Core Security develops strategic solutions that help security-conscious organizations worldwide develop and maintain a proactive process for securing their networks. The company's flagship product, CORE IMPACT, is the most comprehensive product for performing enterprise security assurance testing. CORE IMPACT evaluates network, endpoint and end-user vulnerabilities and identifies what resources are exposed. It enables organizations to determine if current security investments are detecting and preventing attacks. Core Security augments its leading technology solution with world-class security consulting services, including penetration testing and software security auditing. 

13. Disclaimer
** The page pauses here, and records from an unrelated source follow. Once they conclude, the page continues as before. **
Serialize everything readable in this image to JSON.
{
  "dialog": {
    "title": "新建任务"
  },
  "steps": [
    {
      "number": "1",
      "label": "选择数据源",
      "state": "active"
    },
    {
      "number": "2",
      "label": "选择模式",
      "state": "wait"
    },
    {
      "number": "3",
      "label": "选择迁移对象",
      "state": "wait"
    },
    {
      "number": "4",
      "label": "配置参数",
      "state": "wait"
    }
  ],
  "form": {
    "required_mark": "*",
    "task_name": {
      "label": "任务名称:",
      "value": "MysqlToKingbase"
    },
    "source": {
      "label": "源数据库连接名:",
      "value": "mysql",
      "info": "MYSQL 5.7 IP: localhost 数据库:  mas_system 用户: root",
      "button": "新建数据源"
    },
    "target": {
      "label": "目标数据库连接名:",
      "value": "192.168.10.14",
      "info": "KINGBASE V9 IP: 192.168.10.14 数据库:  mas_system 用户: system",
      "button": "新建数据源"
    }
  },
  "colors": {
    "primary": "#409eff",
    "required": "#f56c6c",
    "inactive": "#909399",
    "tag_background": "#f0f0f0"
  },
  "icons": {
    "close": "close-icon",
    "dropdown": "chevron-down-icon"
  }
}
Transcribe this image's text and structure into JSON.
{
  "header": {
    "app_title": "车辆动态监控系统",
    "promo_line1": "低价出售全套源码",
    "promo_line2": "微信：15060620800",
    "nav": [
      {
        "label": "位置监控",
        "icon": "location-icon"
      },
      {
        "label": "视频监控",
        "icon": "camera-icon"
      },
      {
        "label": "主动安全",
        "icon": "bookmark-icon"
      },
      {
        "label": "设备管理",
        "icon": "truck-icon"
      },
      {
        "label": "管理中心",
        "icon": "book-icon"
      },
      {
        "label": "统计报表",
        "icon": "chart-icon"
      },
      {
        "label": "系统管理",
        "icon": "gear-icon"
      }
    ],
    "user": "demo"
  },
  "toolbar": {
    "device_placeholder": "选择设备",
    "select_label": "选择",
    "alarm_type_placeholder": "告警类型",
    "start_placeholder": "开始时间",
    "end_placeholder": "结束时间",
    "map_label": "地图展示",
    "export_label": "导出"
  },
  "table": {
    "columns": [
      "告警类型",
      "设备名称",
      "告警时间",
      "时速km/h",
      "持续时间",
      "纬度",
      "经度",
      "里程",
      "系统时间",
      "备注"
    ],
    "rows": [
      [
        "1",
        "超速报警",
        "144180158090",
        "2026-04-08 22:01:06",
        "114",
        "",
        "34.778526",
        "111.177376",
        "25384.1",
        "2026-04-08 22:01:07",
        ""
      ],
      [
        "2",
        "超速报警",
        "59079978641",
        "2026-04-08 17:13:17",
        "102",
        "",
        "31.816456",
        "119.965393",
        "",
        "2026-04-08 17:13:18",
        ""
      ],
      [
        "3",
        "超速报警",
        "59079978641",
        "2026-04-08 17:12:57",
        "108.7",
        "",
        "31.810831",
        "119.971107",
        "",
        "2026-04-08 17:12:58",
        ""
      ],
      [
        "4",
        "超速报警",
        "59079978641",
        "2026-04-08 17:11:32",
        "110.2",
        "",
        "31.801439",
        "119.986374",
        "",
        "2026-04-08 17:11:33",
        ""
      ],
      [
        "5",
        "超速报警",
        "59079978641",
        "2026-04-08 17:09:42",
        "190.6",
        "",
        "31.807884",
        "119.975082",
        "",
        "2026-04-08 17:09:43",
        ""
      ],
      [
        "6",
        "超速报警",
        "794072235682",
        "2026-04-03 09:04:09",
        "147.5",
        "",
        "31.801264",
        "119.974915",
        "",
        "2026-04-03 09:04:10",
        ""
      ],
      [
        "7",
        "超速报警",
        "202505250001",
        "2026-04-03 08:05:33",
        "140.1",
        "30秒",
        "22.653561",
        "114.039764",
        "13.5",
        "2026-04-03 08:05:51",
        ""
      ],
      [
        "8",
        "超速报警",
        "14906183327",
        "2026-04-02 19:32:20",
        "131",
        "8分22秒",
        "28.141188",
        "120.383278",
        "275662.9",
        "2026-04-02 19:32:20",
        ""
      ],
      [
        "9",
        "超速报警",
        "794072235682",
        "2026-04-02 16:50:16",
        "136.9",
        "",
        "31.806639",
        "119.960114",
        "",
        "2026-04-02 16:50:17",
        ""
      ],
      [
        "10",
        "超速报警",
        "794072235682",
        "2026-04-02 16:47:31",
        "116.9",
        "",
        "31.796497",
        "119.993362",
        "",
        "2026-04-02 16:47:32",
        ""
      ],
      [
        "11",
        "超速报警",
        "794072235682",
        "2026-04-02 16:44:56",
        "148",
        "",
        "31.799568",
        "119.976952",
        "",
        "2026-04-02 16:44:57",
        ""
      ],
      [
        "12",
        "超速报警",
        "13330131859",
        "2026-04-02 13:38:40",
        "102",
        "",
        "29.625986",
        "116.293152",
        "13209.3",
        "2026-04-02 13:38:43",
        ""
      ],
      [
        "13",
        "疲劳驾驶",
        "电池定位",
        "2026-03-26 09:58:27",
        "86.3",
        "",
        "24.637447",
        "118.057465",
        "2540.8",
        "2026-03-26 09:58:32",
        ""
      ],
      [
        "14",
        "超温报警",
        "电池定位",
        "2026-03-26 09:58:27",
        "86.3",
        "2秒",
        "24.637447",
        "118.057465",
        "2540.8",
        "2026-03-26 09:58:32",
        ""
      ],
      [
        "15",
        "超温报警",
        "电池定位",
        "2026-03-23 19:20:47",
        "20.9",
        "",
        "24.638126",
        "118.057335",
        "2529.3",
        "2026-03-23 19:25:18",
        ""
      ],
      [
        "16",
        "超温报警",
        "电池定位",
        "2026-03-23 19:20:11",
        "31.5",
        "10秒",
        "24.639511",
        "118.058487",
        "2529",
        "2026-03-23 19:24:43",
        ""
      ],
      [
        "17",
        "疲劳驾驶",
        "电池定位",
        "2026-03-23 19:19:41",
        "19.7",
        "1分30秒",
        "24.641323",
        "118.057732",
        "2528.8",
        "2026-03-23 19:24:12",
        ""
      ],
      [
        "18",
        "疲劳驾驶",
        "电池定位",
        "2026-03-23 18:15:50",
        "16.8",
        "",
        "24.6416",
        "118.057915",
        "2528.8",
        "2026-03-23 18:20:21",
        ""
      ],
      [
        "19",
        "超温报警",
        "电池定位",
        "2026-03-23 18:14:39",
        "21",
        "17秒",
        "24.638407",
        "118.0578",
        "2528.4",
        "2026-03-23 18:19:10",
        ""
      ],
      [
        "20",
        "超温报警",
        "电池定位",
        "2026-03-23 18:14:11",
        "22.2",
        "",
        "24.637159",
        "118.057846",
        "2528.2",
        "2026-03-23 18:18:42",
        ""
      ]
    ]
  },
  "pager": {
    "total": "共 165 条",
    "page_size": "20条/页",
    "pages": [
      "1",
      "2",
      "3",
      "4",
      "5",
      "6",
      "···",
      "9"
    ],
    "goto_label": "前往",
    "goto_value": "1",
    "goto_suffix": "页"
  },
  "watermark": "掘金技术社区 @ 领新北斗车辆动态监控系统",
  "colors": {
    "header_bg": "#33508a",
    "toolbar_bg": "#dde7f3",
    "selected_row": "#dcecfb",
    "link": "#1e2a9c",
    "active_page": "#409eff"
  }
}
The contents of this advisory are copyright (c) 2008 Core Security and (c) 2008 CoreLabs, and may be distributed freely provided that no fee is charged for this distribution and proper credit is given.